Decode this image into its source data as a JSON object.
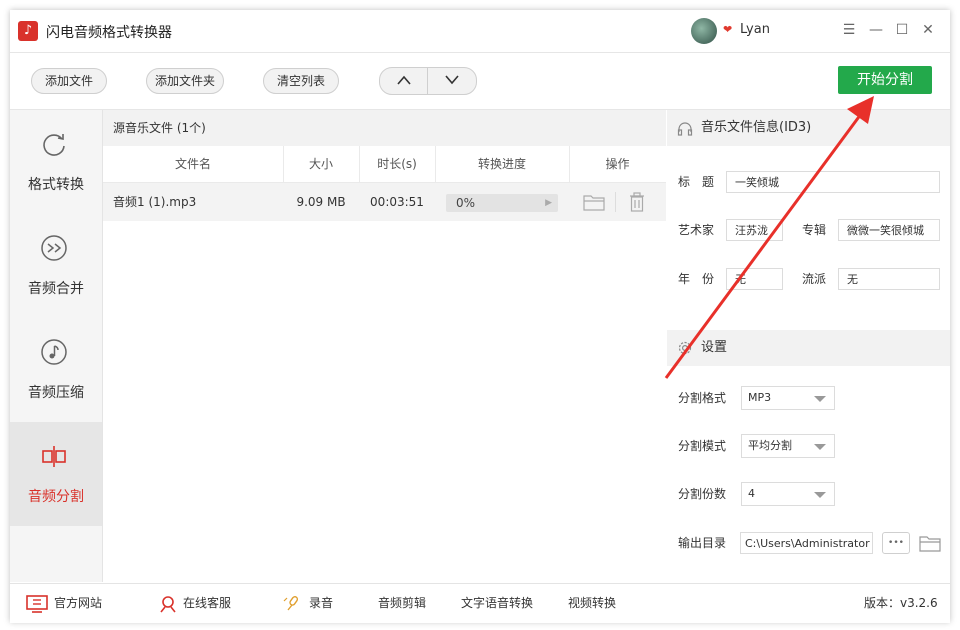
{
  "app": {
    "title": "闪电音频格式转换器",
    "username": "Lyan"
  },
  "toolbar": {
    "add_file": "添加文件",
    "add_folder": "添加文件夹",
    "clear_list": "清空列表",
    "move_up": "∧",
    "move_down": "∨",
    "start": "开始分割"
  },
  "sidebar": {
    "items": [
      {
        "label": "格式转换",
        "icon": "refresh-icon"
      },
      {
        "label": "音频合并",
        "icon": "merge-icon"
      },
      {
        "label": "音频压缩",
        "icon": "music-note-icon"
      },
      {
        "label": "音频分割",
        "icon": "split-icon",
        "active": true
      }
    ]
  },
  "filelist": {
    "title": "源音乐文件 (1个)",
    "columns": [
      "文件名",
      "大小",
      "时长(s)",
      "转换进度",
      "操作"
    ],
    "rows": [
      {
        "name": "音频1 (1).mp3",
        "size": "9.09 MB",
        "duration": "00:03:51",
        "progress": "0%",
        "progress_value": 0
      }
    ]
  },
  "music_info": {
    "header": "音乐文件信息(ID3)",
    "title_label": "标　题",
    "title_value": "一笑倾城",
    "artist_label": "艺术家",
    "artist_value": "汪苏泷",
    "album_label": "专辑",
    "album_value": "微微一笑很倾城",
    "year_label": "年　份",
    "year_value": "无",
    "genre_label": "流派",
    "genre_value": "无"
  },
  "settings": {
    "header": "设置",
    "format_label": "分割格式",
    "format_value": "MP3",
    "mode_label": "分割模式",
    "mode_value": "平均分割",
    "count_label": "分割份数",
    "count_value": "4",
    "output_label": "输出目录",
    "output_value": "C:\\Users\\Administrator",
    "more_button": "•••"
  },
  "footer": {
    "website": "官方网站",
    "service": "在线客服",
    "record": "录音",
    "audio_edit": "音频剪辑",
    "tts": "文字语音转换",
    "video": "视频转换",
    "version": "版本：v3.2.6"
  },
  "colors": {
    "accent": "#d9322b",
    "start": "#23a94b",
    "arrow": "#e8302a"
  }
}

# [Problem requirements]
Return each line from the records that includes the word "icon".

# [Answer for this exercise]
        "icon": "refresh-icon"
        "icon": "merge-icon"
        "icon": "music-note-icon"
        "icon": "split-icon",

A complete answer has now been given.